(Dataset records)

--------------------------------

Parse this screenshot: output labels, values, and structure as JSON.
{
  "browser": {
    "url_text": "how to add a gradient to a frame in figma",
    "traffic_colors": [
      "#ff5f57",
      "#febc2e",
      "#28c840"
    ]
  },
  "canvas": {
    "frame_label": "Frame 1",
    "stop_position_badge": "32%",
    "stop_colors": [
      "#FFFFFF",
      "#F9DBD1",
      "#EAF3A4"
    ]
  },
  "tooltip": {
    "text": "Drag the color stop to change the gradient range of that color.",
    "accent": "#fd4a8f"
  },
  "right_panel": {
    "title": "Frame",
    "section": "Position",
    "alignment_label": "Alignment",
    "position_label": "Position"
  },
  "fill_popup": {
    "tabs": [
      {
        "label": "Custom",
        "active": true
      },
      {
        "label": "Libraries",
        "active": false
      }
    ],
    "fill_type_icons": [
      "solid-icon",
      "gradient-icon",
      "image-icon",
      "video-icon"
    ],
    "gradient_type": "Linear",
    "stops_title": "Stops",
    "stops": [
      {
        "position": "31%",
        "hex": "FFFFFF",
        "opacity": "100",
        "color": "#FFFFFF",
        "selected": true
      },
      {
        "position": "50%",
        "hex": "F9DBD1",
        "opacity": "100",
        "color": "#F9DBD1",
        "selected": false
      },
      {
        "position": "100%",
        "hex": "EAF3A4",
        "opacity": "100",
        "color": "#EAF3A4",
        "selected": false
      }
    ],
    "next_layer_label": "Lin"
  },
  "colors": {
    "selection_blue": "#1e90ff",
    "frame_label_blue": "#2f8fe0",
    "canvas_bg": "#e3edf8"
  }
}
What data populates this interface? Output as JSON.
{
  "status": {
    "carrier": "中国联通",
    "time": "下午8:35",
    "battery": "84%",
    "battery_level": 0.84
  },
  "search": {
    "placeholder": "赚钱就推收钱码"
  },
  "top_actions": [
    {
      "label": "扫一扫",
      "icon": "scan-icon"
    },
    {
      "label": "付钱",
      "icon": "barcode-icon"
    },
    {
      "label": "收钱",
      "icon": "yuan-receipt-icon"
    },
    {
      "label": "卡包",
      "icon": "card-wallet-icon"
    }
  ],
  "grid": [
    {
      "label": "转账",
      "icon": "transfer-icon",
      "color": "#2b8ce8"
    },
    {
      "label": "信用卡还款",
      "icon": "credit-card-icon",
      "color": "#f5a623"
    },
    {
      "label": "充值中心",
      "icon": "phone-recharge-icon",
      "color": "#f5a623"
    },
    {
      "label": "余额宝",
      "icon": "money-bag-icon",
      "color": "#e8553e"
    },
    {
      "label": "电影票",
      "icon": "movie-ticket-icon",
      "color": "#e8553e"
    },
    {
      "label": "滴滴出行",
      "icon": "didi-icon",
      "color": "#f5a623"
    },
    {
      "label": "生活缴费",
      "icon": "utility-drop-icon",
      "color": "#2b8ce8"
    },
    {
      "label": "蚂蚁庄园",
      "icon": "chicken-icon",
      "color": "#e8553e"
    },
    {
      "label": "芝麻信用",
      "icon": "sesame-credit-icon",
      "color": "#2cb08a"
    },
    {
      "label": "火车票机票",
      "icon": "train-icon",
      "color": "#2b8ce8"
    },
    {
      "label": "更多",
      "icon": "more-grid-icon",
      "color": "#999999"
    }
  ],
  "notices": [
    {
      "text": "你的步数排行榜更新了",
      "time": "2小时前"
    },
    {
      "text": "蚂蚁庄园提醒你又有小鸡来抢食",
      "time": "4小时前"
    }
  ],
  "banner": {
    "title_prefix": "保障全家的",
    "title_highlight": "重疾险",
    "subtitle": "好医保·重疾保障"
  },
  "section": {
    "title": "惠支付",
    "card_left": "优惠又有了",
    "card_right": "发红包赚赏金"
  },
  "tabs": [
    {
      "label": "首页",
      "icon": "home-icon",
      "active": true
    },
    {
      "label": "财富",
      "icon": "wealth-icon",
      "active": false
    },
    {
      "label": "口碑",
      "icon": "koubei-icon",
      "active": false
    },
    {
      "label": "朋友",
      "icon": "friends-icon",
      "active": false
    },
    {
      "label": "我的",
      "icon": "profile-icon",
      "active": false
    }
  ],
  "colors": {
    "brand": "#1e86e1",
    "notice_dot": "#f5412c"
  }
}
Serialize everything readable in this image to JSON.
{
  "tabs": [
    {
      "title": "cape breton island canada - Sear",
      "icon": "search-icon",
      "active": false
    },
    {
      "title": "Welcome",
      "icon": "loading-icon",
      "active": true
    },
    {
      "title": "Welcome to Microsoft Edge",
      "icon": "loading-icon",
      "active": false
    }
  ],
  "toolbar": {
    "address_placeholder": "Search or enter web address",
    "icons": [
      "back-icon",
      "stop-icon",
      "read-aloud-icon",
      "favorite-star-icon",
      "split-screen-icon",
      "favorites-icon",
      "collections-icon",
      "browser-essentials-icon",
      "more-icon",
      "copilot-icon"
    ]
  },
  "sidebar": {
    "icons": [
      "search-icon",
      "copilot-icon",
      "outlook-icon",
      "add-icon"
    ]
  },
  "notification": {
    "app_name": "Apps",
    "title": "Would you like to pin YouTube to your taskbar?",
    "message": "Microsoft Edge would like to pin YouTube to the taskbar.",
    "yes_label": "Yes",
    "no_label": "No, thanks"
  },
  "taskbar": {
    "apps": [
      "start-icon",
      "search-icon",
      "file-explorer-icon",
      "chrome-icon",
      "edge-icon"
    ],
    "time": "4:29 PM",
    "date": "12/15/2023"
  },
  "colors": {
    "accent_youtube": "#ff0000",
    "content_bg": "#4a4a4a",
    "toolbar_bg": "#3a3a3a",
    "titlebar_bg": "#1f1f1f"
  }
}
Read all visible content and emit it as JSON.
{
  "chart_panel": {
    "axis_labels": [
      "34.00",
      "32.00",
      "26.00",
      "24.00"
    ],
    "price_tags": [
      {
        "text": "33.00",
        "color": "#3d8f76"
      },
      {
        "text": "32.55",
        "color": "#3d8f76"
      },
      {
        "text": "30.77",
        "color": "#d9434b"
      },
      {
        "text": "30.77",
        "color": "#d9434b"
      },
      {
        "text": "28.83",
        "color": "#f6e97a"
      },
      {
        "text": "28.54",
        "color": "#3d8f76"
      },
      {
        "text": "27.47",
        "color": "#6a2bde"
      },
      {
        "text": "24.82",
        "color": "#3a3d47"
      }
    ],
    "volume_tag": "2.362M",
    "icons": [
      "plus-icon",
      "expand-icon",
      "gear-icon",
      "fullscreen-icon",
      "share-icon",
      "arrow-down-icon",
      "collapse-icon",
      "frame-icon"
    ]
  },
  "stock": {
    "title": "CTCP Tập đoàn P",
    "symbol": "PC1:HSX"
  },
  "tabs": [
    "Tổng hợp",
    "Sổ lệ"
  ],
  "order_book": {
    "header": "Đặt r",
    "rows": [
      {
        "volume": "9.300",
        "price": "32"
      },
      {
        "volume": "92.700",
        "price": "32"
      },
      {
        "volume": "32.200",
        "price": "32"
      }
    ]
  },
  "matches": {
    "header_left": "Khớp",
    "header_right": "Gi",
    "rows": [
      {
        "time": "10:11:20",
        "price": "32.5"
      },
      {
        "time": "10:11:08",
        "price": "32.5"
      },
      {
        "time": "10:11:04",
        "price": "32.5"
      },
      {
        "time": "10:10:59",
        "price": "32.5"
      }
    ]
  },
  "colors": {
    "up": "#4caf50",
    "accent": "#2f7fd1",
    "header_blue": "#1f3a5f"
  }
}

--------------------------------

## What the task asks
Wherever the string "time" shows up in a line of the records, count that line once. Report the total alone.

## Response for this exercise
8